_Data under study_:
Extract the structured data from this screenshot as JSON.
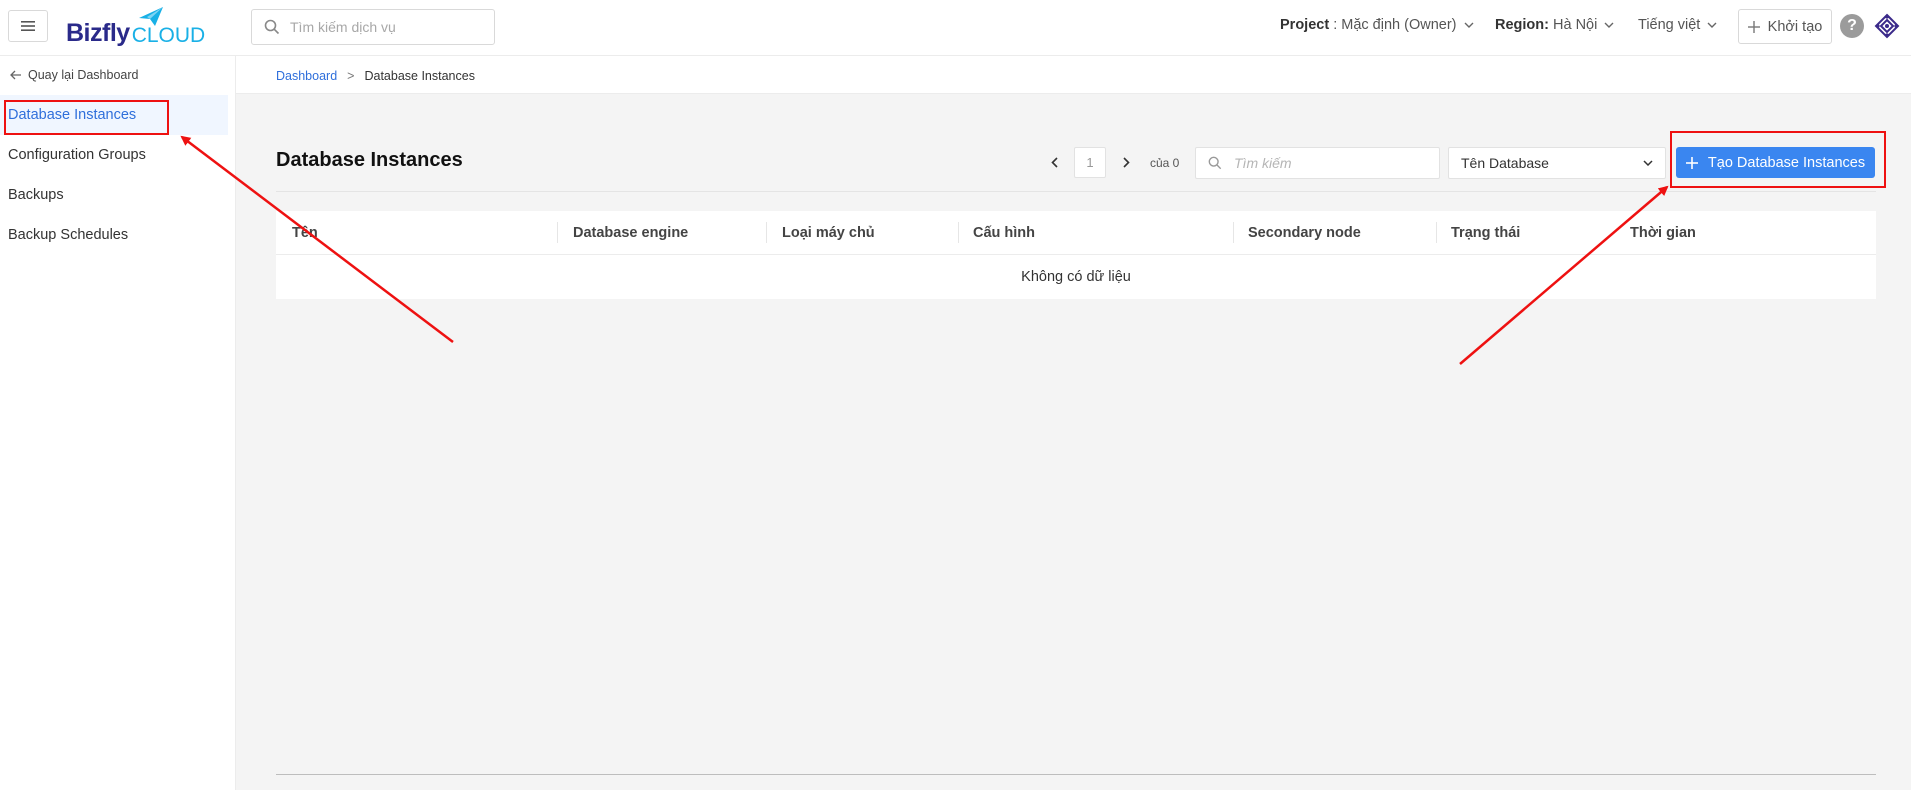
{
  "header": {
    "logo_main": "Bizfly",
    "logo_accent": "CLOUD",
    "search_placeholder": "Tìm kiếm dịch vụ",
    "project_label": "Project",
    "project_value": ": Mặc định (Owner)",
    "region_label": "Region:",
    "region_value": "Hà Nội",
    "language": "Tiếng việt",
    "create_label": "Khởi tạo",
    "help_glyph": "?"
  },
  "sidebar": {
    "back_label": "Quay lại Dashboard",
    "items": [
      {
        "label": "Database Instances",
        "active": true
      },
      {
        "label": "Configuration Groups"
      },
      {
        "label": "Backups"
      },
      {
        "label": "Backup Schedules"
      }
    ]
  },
  "breadcrumb": {
    "root": "Dashboard",
    "separator": ">",
    "current": "Database Instances"
  },
  "main": {
    "title": "Database Instances",
    "pagination": {
      "page": "1",
      "of_label": "của 0"
    },
    "search_placeholder": "Tìm kiếm",
    "filter_value": "Tên Database",
    "create_button": "Tạo Database Instances",
    "table": {
      "columns": [
        "Tên",
        "Database engine",
        "Loại máy chủ",
        "Cấu hình",
        "Secondary node",
        "Trạng thái",
        "Thời gian"
      ],
      "empty_text": "Không có dữ liệu"
    }
  },
  "colors": {
    "accent": "#3a86f0",
    "brand_dark": "#2a2a8a",
    "brand_light": "#19b0e6",
    "annotation": "#ee1111"
  },
  "icons": [
    "menu-icon",
    "search-icon",
    "chevron-down-icon",
    "plus-icon",
    "help-icon",
    "apps-icon",
    "arrow-left-icon",
    "chevron-left-icon",
    "chevron-right-icon"
  ]
}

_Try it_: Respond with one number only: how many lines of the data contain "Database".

_Output for this exercise_: 6